ASSIGNED TASK: Could you copy every line of the data that contains the word "localhost"?

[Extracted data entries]
"""

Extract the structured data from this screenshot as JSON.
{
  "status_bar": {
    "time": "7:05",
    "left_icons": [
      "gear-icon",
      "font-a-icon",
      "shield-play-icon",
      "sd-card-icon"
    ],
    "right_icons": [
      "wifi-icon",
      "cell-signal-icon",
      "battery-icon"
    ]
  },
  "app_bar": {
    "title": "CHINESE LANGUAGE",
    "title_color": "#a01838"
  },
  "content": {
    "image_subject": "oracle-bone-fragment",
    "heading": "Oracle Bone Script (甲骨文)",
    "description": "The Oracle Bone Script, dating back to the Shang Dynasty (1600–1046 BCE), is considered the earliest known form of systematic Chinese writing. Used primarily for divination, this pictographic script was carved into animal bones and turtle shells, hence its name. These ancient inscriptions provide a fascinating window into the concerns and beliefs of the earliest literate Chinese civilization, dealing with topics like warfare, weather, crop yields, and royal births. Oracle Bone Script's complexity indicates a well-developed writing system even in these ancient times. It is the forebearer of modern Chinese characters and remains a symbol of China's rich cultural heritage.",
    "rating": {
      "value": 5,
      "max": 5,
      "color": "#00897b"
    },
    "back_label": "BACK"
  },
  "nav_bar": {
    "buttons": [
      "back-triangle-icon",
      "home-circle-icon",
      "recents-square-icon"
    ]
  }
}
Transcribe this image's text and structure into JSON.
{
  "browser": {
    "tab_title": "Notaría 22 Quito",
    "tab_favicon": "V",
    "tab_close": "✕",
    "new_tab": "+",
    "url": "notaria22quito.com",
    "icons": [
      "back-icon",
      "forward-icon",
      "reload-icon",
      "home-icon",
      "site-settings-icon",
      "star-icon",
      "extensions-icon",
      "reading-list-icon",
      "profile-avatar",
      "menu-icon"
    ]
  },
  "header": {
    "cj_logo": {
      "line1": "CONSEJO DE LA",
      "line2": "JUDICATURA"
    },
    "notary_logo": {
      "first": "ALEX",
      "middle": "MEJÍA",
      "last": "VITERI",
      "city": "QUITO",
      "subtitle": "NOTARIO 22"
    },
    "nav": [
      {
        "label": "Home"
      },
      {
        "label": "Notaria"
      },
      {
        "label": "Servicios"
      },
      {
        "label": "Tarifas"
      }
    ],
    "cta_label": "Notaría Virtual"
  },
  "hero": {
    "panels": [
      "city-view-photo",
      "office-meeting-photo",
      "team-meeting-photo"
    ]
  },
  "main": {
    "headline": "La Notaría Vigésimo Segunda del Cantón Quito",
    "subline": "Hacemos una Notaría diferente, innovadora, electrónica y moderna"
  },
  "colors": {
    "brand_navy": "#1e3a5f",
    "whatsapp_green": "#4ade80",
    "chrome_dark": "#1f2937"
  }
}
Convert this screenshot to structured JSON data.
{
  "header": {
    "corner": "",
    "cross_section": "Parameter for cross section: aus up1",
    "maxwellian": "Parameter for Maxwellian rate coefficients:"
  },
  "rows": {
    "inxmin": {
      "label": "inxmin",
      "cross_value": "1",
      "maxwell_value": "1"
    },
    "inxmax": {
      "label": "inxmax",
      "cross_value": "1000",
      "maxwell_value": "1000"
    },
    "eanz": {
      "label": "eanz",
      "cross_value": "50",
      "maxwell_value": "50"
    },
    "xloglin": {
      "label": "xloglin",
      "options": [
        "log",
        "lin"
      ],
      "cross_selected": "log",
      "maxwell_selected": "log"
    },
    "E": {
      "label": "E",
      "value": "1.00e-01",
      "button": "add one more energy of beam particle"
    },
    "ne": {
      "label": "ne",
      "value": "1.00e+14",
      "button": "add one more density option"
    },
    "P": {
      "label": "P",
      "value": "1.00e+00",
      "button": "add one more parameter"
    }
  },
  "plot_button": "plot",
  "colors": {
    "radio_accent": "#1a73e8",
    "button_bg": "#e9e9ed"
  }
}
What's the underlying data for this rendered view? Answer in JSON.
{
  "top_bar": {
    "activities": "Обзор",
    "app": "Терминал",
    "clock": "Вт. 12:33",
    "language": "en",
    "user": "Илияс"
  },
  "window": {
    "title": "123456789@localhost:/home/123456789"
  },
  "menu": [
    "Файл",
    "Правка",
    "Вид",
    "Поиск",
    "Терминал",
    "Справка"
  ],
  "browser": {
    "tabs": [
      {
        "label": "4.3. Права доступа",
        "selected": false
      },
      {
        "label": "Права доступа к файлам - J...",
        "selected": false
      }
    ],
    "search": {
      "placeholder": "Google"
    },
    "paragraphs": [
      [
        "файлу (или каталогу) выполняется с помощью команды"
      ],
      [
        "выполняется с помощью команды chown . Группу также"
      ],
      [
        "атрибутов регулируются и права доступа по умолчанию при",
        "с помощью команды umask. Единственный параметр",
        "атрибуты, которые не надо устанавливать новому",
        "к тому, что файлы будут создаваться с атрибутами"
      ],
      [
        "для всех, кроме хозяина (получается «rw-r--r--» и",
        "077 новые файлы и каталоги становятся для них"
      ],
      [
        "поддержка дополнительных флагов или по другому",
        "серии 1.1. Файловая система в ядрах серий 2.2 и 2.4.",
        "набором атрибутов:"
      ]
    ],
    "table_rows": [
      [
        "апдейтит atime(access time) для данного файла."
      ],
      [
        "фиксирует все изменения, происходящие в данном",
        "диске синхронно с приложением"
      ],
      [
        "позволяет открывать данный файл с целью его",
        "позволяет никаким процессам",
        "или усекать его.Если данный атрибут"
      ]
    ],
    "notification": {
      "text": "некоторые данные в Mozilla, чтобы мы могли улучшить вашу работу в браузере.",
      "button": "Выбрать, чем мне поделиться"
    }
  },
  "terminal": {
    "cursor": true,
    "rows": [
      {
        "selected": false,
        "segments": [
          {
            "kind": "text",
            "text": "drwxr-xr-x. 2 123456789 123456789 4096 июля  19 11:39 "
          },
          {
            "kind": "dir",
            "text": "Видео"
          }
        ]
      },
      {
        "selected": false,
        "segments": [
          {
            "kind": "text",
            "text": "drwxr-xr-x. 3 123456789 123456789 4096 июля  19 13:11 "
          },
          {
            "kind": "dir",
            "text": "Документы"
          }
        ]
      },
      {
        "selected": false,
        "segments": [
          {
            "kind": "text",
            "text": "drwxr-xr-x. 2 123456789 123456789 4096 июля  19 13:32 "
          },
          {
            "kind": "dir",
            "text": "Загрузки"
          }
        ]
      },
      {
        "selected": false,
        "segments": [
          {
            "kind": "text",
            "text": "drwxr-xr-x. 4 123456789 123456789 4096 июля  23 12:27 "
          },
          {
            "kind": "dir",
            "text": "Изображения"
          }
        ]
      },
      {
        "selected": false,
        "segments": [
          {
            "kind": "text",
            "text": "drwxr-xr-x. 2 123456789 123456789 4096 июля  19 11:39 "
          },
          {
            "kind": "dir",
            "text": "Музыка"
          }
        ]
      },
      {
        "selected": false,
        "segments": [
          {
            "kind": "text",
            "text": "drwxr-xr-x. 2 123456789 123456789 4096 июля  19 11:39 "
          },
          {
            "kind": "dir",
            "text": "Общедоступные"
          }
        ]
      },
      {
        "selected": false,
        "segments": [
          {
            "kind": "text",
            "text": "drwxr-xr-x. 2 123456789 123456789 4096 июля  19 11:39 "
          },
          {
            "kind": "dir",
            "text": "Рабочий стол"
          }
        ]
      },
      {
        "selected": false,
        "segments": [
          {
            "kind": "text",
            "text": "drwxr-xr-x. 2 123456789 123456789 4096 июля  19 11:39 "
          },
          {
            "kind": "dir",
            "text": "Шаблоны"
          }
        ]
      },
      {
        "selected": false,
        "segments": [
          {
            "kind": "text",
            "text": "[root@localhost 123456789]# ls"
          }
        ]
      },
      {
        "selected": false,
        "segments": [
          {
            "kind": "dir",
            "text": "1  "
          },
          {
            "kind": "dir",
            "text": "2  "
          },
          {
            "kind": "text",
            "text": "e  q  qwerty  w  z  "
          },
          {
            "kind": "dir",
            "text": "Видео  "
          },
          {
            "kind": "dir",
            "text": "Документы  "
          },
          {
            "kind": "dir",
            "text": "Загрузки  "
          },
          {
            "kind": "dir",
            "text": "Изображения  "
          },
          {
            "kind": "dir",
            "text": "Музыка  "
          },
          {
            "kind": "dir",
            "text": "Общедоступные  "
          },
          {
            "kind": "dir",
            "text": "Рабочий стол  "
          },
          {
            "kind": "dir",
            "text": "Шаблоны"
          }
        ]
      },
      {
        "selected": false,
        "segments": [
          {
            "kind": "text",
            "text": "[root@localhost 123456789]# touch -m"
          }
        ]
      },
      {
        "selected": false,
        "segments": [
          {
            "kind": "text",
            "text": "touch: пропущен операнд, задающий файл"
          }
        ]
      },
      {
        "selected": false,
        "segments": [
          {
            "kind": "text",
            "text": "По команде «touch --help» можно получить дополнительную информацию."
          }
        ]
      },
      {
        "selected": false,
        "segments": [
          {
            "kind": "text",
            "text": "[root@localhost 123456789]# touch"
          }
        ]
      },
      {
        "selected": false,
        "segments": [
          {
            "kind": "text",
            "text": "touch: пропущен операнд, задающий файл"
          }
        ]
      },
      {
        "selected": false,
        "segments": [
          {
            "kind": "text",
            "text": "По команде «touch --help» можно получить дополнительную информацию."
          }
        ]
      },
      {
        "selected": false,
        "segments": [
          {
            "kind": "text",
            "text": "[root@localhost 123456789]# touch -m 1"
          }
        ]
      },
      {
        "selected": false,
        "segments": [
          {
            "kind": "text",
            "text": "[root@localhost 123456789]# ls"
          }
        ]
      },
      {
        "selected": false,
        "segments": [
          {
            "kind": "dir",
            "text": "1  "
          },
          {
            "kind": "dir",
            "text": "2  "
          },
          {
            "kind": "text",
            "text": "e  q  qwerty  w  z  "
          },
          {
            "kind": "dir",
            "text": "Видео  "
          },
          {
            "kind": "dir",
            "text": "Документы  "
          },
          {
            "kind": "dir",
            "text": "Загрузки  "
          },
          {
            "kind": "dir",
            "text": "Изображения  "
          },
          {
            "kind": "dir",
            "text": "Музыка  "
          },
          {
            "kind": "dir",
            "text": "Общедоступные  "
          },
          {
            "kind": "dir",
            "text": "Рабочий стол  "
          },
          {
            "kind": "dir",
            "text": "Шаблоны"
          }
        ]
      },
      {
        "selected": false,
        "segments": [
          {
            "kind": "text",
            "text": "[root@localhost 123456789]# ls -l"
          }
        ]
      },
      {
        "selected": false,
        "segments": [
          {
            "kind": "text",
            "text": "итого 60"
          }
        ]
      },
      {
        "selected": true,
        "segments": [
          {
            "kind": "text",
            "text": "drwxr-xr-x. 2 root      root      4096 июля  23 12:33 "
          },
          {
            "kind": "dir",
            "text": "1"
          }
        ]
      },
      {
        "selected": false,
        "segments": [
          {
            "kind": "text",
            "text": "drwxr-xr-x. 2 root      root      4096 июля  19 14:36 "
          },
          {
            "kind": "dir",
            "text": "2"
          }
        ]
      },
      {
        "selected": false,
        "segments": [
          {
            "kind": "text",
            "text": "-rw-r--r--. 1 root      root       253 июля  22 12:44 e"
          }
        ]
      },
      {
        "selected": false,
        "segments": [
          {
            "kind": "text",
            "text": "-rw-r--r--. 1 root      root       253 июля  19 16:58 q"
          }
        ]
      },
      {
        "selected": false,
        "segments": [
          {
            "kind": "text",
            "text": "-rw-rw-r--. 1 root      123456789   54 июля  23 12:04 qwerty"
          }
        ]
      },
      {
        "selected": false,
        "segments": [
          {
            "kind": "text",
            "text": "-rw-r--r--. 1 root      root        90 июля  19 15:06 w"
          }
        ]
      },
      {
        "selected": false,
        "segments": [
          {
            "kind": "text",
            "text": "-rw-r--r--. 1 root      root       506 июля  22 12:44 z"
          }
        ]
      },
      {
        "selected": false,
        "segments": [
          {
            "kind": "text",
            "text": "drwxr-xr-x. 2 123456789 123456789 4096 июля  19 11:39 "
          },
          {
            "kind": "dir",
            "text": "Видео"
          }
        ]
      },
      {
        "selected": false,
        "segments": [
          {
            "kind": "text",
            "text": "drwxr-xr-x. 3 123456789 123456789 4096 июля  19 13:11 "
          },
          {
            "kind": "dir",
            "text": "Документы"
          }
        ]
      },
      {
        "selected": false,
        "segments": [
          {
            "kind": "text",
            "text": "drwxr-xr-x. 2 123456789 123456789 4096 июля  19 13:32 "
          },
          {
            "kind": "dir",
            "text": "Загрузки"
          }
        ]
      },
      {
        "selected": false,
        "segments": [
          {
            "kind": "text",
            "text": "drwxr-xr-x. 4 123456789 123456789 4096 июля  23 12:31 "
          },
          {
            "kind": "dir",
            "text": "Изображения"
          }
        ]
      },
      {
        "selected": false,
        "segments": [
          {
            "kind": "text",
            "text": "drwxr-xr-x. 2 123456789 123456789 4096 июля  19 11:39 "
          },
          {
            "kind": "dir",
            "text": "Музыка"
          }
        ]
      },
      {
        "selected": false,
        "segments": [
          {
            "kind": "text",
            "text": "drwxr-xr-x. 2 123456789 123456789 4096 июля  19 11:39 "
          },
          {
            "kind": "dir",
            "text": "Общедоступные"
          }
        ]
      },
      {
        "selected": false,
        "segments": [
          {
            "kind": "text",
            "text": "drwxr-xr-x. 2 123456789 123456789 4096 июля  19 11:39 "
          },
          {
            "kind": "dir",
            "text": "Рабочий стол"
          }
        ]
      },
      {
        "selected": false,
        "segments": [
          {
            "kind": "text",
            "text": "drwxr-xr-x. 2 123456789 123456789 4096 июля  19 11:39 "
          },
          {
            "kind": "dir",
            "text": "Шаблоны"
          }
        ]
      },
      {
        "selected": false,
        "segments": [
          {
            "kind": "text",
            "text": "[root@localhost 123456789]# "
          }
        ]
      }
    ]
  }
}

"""

ANSWER SPACE:
    "title": "123456789@localhost:/home/123456789"
            "text": "[root@localhost 123456789]# ls"
            "text": "[root@localhost 123456789]# touch -m"
            "text": "[root@localhost 123456789]# touch"
            "text": "[root@localhost 123456789]# touch -m 1"
            "text": "[root@localhost 123456789]# ls"
            "text": "[root@localhost 123456789]# ls -l"
            "text": "[root@localhost 123456789]# "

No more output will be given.